In this Big Think Dr. Carl Hart answers two questions:
1. Question: How do you define addiction?
2. Question: How do you identify an addict early on?
There are multiple ways to define addiction of course but in medicine, when we think about when people come to, for health care. We think of addiction in terms of the DSM termed. The DSM is the Diagnostic in Statistical Manual. It is produced by the American Psychiatric Association and in that book; it has a clear definition of what addiction is. Addiction typically, we think of it as people may exhibit tolerance to a substance they may go through withdrawal when they don’t have the substance. They may spend increasing amount of time engage in the behavior to obtain or use the substance they may have had unsuccessful, number unsuccessful attempts to cut down their use of the substance. They may use despite the fact that they are having psychological or physical problems. These are sort of hallmarks of addiction.

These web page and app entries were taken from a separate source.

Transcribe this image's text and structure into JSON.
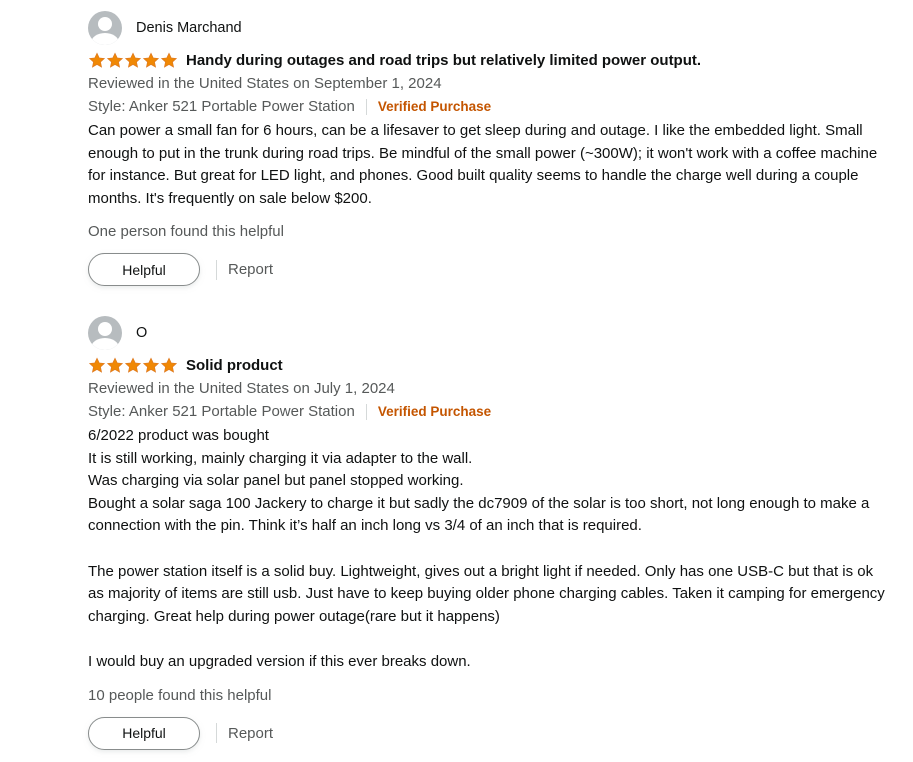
{
  "reviews": [
    {
      "reviewer": "Denis Marchand",
      "rating": 5,
      "title": "Handy during outages and road trips but relatively limited power output.",
      "reviewed_in": "Reviewed in the United States on September 1, 2024",
      "style": "Style: Anker 521 Portable Power Station",
      "verified": "Verified Purchase",
      "body": [
        "Can power a small fan for 6 hours, can be a lifesaver to get sleep during and outage. I like the embedded light. Small enough to put in the trunk during road trips. Be mindful of the small power (~300W); it won't work with a coffee machine for instance. But great for LED light, and phones. Good built quality seems to handle the charge well during a couple months. It's frequently on sale below $200."
      ],
      "helpful_count": "One person found this helpful",
      "helpful_label": "Helpful",
      "report_label": "Report"
    },
    {
      "reviewer": "O",
      "rating": 5,
      "title": "Solid product",
      "reviewed_in": "Reviewed in the United States on July 1, 2024",
      "style": "Style: Anker 521 Portable Power Station",
      "verified": "Verified Purchase",
      "body": [
        "6/2022 product was bought",
        "It is still working, mainly charging it via adapter to the wall.",
        "Was charging via solar panel but panel stopped working.",
        "Bought a solar saga 100 Jackery to charge it but sadly the dc7909 of the solar is too short, not long enough to make a connection with the pin. Think it’s half an inch long vs 3/4 of an inch that is required.",
        "",
        "The power station itself is a solid buy. Lightweight, gives out a bright light if needed. Only has one USB-C but that is ok as majority of items are still usb. Just have to keep buying older phone charging cables. Taken it camping for emergency charging. Great help during power outage(rare but it happens)",
        "",
        "I would buy an upgraded version if this ever breaks down."
      ],
      "helpful_count": "10 people found this helpful",
      "helpful_label": "Helpful",
      "report_label": "Report"
    }
  ],
  "colors": {
    "star": "#f08804",
    "verified": "#c45500",
    "meta": "#565959",
    "text": "#0f1111"
  },
  "icons": {
    "avatar": "default-user-avatar-icon",
    "star": "filled-star-icon"
  }
}
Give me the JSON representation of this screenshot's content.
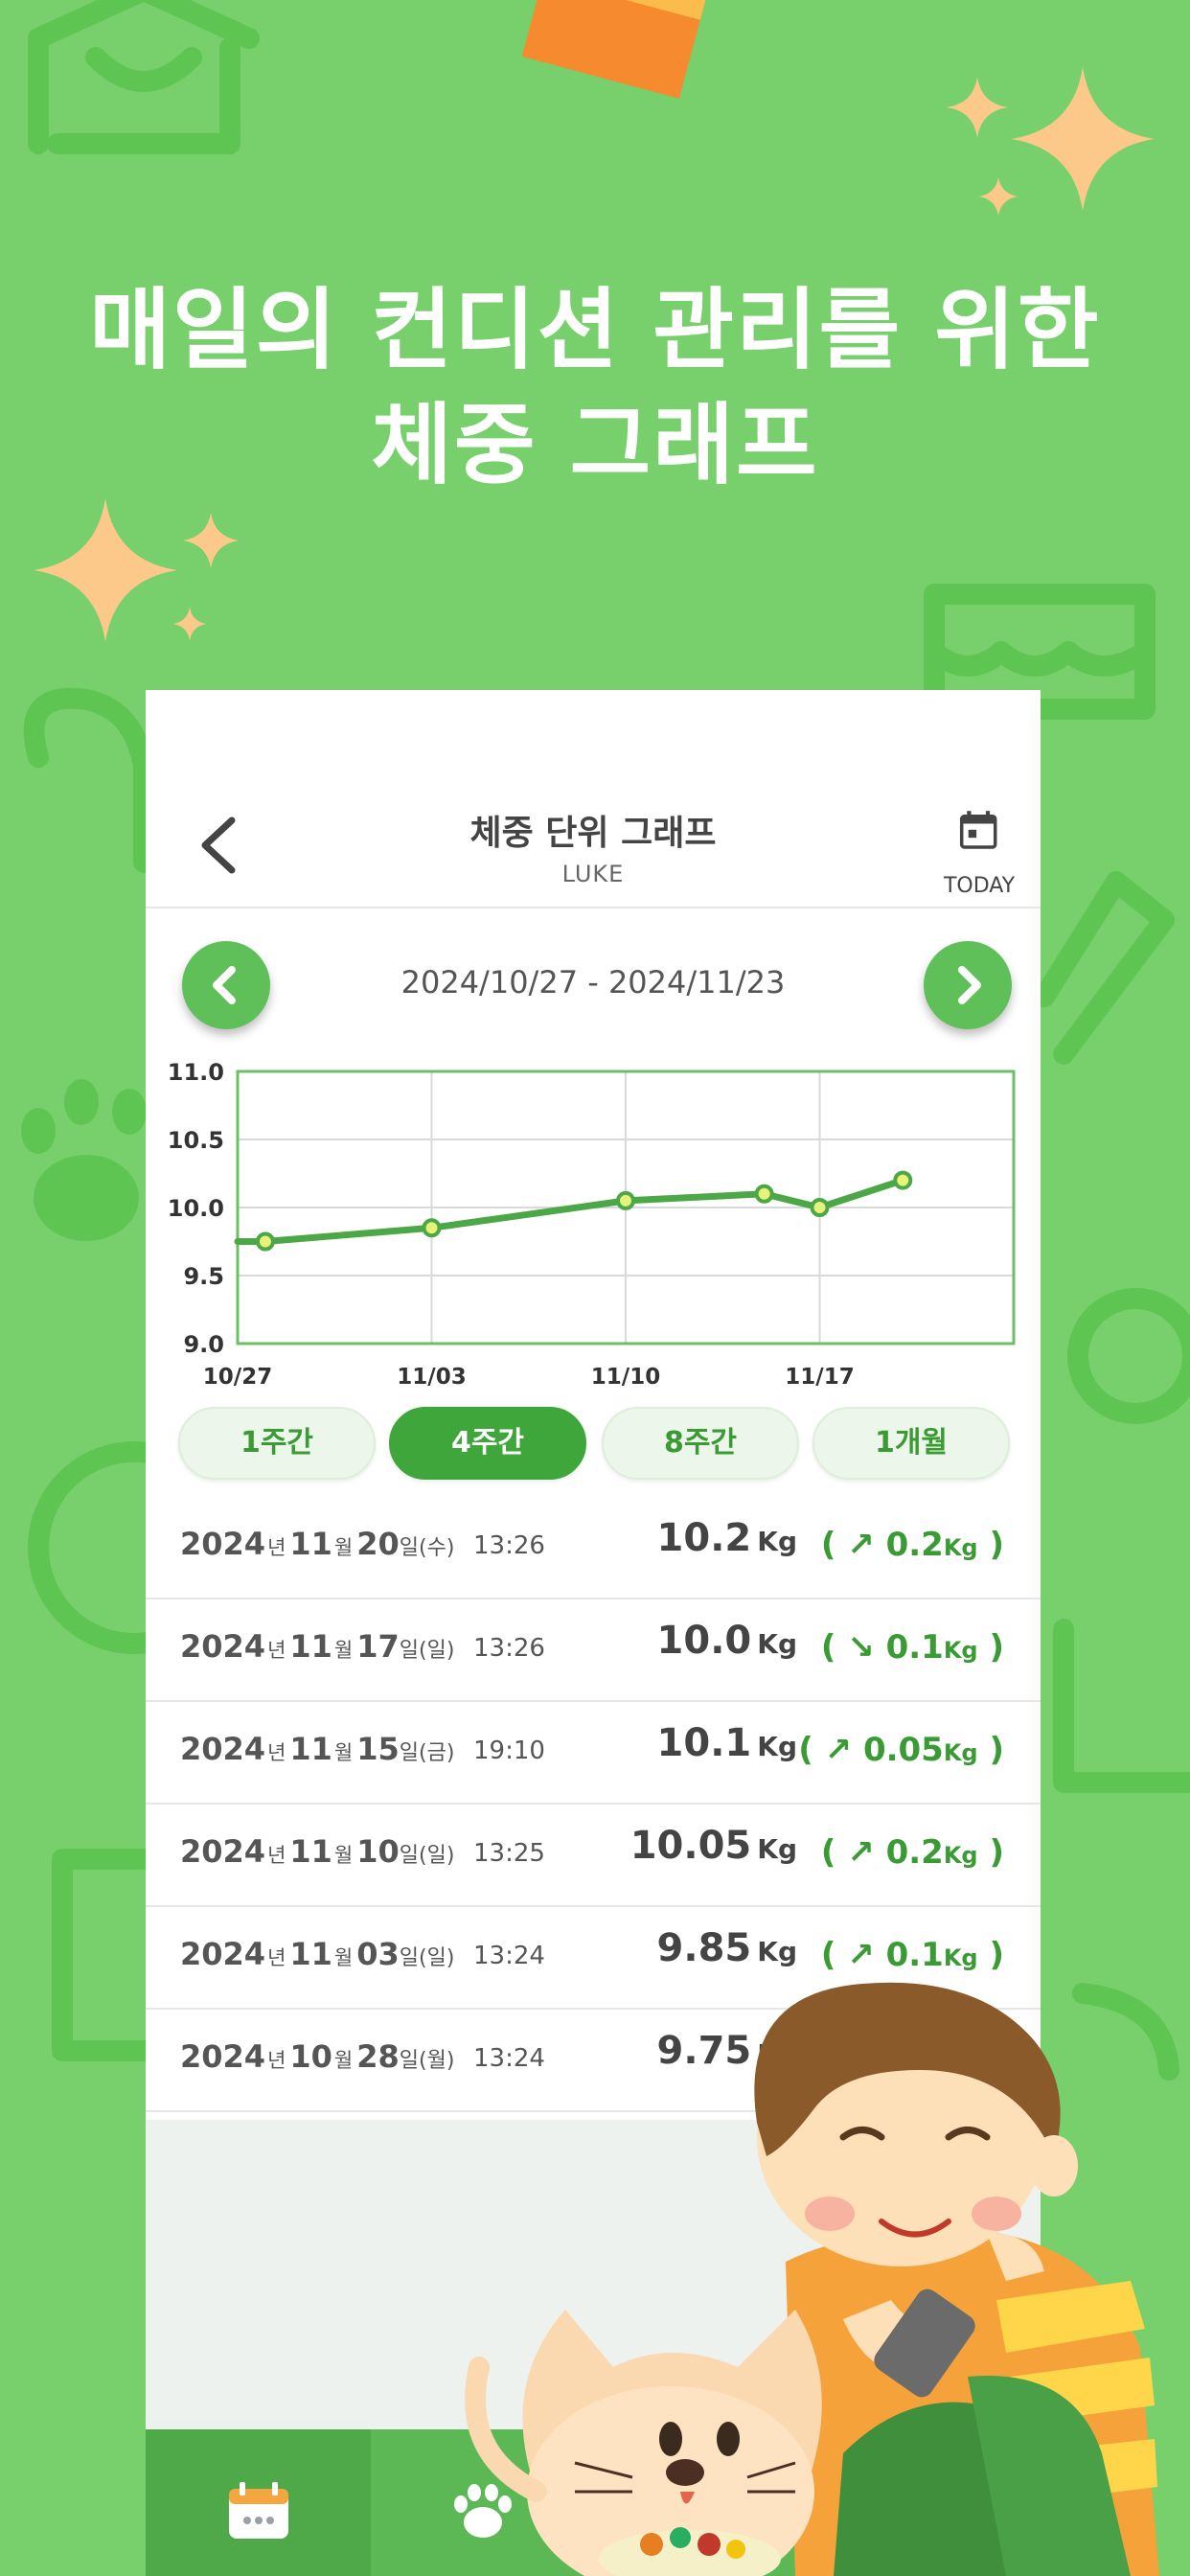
{
  "headline": {
    "line1": "매일의 컨디션 관리를 위한",
    "line2": "체중 그래프"
  },
  "header": {
    "title": "체중 단위 그래프",
    "subtitle": "LUKE",
    "today_label": "TODAY"
  },
  "date_range": "2024/10/27 - 2024/11/23",
  "period_tabs": [
    {
      "label": "1주간",
      "active": false
    },
    {
      "label": "4주간",
      "active": true
    },
    {
      "label": "8주간",
      "active": false
    },
    {
      "label": "1개월",
      "active": false
    }
  ],
  "chart_data": {
    "type": "line",
    "x_ticks": [
      "10/27",
      "11/03",
      "11/10",
      "11/17"
    ],
    "y_ticks": [
      "11.0",
      "10.5",
      "10.0",
      "9.5",
      "9.0"
    ],
    "ylim": [
      9.0,
      11.0
    ],
    "grid": true,
    "series": [
      {
        "points": [
          {
            "x": "10/27",
            "y": 9.75
          },
          {
            "x": "10/28",
            "y": 9.75
          },
          {
            "x": "11/03",
            "y": 9.85
          },
          {
            "x": "11/10",
            "y": 10.05
          },
          {
            "x": "11/15",
            "y": 10.1
          },
          {
            "x": "11/17",
            "y": 10.0
          },
          {
            "x": "11/20",
            "y": 10.2
          }
        ]
      }
    ],
    "colors": {
      "line": "#4ca846",
      "point": "#e6f27a",
      "frame": "#6cbf66",
      "grid": "#d9d9d9"
    }
  },
  "records": [
    {
      "year": "2024",
      "year_unit": "년",
      "month": "11",
      "month_unit": "월",
      "day": "20",
      "dow": "일(수)",
      "time": "13:26",
      "weight": "10.2",
      "unit": "Kg",
      "arrow": "↗",
      "delta": "0.2",
      "delta_unit": "Kg"
    },
    {
      "year": "2024",
      "year_unit": "년",
      "month": "11",
      "month_unit": "월",
      "day": "17",
      "dow": "일(일)",
      "time": "13:26",
      "weight": "10.0",
      "unit": "Kg",
      "arrow": "↘",
      "delta": "0.1",
      "delta_unit": "Kg"
    },
    {
      "year": "2024",
      "year_unit": "년",
      "month": "11",
      "month_unit": "월",
      "day": "15",
      "dow": "일(금)",
      "time": "19:10",
      "weight": "10.1",
      "unit": "Kg",
      "arrow": "↗",
      "delta": "0.05",
      "delta_unit": "Kg"
    },
    {
      "year": "2024",
      "year_unit": "년",
      "month": "11",
      "month_unit": "월",
      "day": "10",
      "dow": "일(일)",
      "time": "13:25",
      "weight": "10.05",
      "unit": "Kg",
      "arrow": "↗",
      "delta": "0.2",
      "delta_unit": "Kg"
    },
    {
      "year": "2024",
      "year_unit": "년",
      "month": "11",
      "month_unit": "월",
      "day": "03",
      "dow": "일(일)",
      "time": "13:24",
      "weight": "9.85",
      "unit": "Kg",
      "arrow": "↗",
      "delta": "0.1",
      "delta_unit": "Kg"
    },
    {
      "year": "2024",
      "year_unit": "년",
      "month": "10",
      "month_unit": "월",
      "day": "28",
      "dow": "일(월)",
      "time": "13:24",
      "weight": "9.75",
      "unit": "Kg"
    }
  ],
  "colors": {
    "background": "#77d06c",
    "accent": "#3fa63b",
    "bottom_bar": "#5cb854",
    "sparkle": "#fcc98a"
  },
  "icons": {
    "back": "chevron-left-icon",
    "today": "calendar-icon",
    "prev": "chevron-left-circle-icon",
    "next": "chevron-right-circle-icon",
    "tab_calendar": "calendar-tab-icon",
    "tab_paw": "paw-tab-icon"
  }
}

[blockquote cite=”Dr. Carl Hart” type=”center”]You may be more likely to be addicted to a substance because of the conditions you are experiencing, for example: if you don’t have a job, you don’t have any responsibilities, or if you have a greater access to a particular substance than you normally would have, the likelihood of somewhat becoming addicted increases.[/blockquote]